I think today is the first day I have actually hated it here. It was bound to happen eventually, I suppose, but I didn’t expect it to hit me quite like this. Suddenly, I feel like the city around me is cold and patronizing. I hate being sad. I hate worrying about making rent. Most of all, though, I hate hating DC….because I love DC. This is where I’m meant to be, I know it. I belong here, even if Washington disdains to recognize it yet. I think one of the best things about dating so much here is the distraction of it all. Romantic rejection is so superficial that sure, it stings, but deep down I don’t really give a shit.
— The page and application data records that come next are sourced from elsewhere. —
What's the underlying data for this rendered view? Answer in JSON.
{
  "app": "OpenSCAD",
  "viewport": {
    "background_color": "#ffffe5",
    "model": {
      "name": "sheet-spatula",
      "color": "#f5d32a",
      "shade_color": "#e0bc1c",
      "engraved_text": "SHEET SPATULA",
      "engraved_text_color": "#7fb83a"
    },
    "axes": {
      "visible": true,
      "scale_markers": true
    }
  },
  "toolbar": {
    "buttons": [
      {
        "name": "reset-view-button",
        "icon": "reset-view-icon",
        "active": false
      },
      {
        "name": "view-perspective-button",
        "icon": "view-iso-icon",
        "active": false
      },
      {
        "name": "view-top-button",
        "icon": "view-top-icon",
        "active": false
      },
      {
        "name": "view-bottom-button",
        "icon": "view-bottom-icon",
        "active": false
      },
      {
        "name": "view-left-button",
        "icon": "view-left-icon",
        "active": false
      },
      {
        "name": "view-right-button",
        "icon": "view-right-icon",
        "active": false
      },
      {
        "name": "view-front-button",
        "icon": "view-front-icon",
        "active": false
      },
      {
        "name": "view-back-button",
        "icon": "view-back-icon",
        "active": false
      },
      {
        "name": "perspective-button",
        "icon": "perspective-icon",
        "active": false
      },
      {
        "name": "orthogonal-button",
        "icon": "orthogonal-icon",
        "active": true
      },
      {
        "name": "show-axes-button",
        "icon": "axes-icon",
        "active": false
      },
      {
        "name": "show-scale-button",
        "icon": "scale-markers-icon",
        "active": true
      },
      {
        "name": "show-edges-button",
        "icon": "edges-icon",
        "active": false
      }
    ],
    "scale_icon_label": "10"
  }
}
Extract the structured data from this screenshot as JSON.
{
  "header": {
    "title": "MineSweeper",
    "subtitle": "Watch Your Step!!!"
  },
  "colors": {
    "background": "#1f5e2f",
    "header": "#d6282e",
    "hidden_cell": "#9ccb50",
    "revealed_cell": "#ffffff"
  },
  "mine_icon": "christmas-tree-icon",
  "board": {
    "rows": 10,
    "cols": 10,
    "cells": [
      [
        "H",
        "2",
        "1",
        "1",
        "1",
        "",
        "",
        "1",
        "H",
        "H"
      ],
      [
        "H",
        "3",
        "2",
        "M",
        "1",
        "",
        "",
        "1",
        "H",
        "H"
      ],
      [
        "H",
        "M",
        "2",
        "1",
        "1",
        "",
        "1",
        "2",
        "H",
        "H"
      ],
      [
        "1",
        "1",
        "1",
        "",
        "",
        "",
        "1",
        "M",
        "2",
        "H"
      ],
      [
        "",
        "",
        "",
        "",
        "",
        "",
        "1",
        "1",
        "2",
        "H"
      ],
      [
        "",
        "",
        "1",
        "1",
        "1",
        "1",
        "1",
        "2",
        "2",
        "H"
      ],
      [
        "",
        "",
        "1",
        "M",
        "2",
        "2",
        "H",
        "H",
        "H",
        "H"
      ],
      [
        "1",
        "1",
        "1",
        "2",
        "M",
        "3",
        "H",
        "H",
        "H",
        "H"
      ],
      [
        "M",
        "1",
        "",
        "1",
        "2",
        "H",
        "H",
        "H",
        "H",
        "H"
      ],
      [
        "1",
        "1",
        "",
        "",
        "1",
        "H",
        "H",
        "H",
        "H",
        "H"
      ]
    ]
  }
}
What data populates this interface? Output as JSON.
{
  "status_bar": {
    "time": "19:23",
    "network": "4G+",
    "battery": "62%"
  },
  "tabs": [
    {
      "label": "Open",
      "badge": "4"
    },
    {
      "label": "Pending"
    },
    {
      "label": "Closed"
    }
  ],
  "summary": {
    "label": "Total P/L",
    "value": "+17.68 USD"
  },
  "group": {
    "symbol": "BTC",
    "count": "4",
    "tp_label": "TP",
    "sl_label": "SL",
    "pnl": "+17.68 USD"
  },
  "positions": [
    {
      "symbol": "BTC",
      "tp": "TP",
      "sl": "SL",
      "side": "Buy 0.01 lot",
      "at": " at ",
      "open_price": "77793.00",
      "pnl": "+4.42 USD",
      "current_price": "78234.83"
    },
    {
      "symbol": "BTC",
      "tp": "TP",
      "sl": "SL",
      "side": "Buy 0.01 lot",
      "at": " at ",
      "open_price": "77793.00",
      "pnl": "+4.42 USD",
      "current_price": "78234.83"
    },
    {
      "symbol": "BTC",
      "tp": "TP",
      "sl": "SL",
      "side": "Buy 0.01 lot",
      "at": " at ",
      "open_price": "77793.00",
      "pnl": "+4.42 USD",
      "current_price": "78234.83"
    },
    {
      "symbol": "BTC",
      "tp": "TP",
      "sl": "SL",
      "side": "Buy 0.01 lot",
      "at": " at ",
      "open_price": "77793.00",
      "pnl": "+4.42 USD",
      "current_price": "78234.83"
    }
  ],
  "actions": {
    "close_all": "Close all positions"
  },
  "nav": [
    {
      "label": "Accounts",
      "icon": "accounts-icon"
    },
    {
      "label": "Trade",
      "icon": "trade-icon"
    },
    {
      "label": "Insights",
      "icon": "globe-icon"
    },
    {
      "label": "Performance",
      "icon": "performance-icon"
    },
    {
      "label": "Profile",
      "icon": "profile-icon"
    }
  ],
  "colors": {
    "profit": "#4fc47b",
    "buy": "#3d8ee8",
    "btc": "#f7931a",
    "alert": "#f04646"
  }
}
There are always other guys, and they’re likely cuter, smarter, and funnier. But my employment abandonment hurts far deeper. This radio silence on the job front is just breaking my heart.
Some days, all a girl can do is sit on a park bench, call her mom, and cry. So I did.
Epilogue: Like I said, that was a week ago. I actually did cry to my mom over the phone, and definitely got some glances from the few people walking their dogs in the mostly-abandoned park near my restaurant. I didn’t really care—it felt good to finally let it out. I’m not the kind of girl that cries, well… ever, really [except when I watch the movie Up; you don’t have a soul if you manage that opening montage dry-eyed]. But I also have no shame in admitting the times I do cry, and it’s definitely a part of coping with the job-hunt struggle.
Since then, my mom came for a day visit. She brought my family’s new puppy and ordered in from my favorite pho restaurant. We spent the entire rainy afternoon reworking my resume and cover letter, and I began to feel much more confident. [Cuddle time with a three-month old puppy definitely helps.] As I explained the confusing way the House and Senate job bulletins are constructed [most of the time, you don’t even know which state you’re applying for—only their partisan orientation], she asked me to pull an example up.
I brought up the Senate Employment Bulletin, and right at the top were two openings for one of my own Senators. I’ve wanted to work for my home state here in DC since I was in middle school, and email their offices every few months. They ‘have my resume on file’, but I don’t trust that. Needless to say, we both freaked out for a hot minute at the kismet of it all before knuckling down to write a stellar cover letter. Then I pulled up the emails with one of his staff from the fall, and replied to her again in addition to the general Senate email listed. Both shot back the generic ‘only applicants selected for interview will be contacted’ automated response.
The next day, I also received an email from a girl I went to grade school with and ran into months ago– she works for his office, too, and asked for my resume if interested. The fact that she remembered me and put in the effort to reach out genuinely made my week infinitely brighter. Now I have hope that I might at least be called, if not become an actual candidate for the job. Now all I can do it wait and pray with all my fingers and toes crossed.